Do you think you’d like to do anything else in film, as well as act?
“I don’t know really, I’ve never really thought about it, but I guess it could be quite fun. Directing would be quite cool. [laughs] Not right now, but maybe in the future.”
If you could do that, what kind of film would you like to make yourself?
“I think all things Quentin Tarantino are brilliant. If I was making a film myself though it would probably be something quite surreal and I love animation so would love to explore something more along those lines. One of my favourite films is for example is Eraserhead – admittedly I have quite weird taste in films.”
So, if you had your surreal film, who would you like to cast in it and where would you like to set it?
[Laughs, pauses] “I’d probably cast Bill Murray.”
He’s great isn’t he?
“I really like him, he’s brilliant in fact. As for a location – I’d have to get back to you on that one, as there are too many places I love to be able to choose a favourite from. Belfast where we filmed Cherrybomb was beautiful and it was so nice to be away from England for a change. I really enjoyed it, we had a great time.”
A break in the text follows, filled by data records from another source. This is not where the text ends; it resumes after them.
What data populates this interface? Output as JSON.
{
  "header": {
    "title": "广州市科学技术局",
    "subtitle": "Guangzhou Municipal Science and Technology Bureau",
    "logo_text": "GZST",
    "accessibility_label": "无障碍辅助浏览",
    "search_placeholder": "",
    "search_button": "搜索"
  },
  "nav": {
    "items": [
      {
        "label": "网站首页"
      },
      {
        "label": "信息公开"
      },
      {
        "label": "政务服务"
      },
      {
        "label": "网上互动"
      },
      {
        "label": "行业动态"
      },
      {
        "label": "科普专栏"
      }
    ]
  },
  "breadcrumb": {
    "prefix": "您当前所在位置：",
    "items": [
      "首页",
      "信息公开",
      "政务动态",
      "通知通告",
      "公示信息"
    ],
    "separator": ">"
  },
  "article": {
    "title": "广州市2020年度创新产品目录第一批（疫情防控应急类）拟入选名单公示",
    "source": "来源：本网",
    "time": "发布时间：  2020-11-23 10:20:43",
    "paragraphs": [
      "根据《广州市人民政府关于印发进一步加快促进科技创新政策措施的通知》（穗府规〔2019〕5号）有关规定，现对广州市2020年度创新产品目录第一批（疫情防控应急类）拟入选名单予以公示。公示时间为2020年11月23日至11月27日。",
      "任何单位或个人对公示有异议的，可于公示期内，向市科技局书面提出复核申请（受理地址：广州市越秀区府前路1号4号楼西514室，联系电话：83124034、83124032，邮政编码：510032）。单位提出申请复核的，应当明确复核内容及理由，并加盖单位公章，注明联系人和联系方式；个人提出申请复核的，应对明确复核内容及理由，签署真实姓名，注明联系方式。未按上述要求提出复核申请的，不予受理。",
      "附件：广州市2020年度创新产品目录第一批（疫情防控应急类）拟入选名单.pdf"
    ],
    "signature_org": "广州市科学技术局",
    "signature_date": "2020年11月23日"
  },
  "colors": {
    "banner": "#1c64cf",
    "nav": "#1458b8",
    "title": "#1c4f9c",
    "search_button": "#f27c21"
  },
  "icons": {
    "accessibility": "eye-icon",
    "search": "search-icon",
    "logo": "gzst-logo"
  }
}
Alright, let’s have a look, what else shall we talk about? Louis Theroux made a really interesting documentary. He followed some actors from Off-Off Broadway and realised how much energy and effort they put into it. He was just amazed at how these actors could subject themselves to so much acceptation and rejection at the same time. You have to be really strong-minded don’t you? You’re really in it on your own, because you don’t have an obvious support system. What’s it like being so independent, as you have to navigate this team of people by yourself - directors, other cast members, agents.
“Yeah. I’m lucky enough to have a wealth of great people around me. I don’t know how it happened and where they’ve all come from really - they all just sort of magically appeared from the first Harry Potter film. [laughs] Maybe there’s a connection there. Now, I’ve suddenly got a lawyer and an agent and you don’t really quite understand what they do and who they are, but you appreciate it and realise that you wouldn’t probably work as well without them. I’m gradually learning more and more about what a big industry it is. On the set of my new film Cherrybomb, we were fortunate enough to have two directors which added a whole new dynamic to the way we worked, because you’ve got two different people with very alternate but equally brilliant ideas and I think the edginess to my character Malachy certainly has something to do with that.”
I was really keen to know if you’ve thought further down the line – it’s kind of an idealist question because it’s really whether you know what you want to do and obviously things can change and things can be better – but I wondered what you’d like to be doing career- wise at 30 and 40. What would be the ideal things for you to have under your belt in terms of roles and your career within the industry and outside of it?
“I guess I’d be happy if I’m fortunate enough to just carry on with acting really, and keep going for these diverse and interesting roles – and of course being successful in getting them. I’d be really content with that.”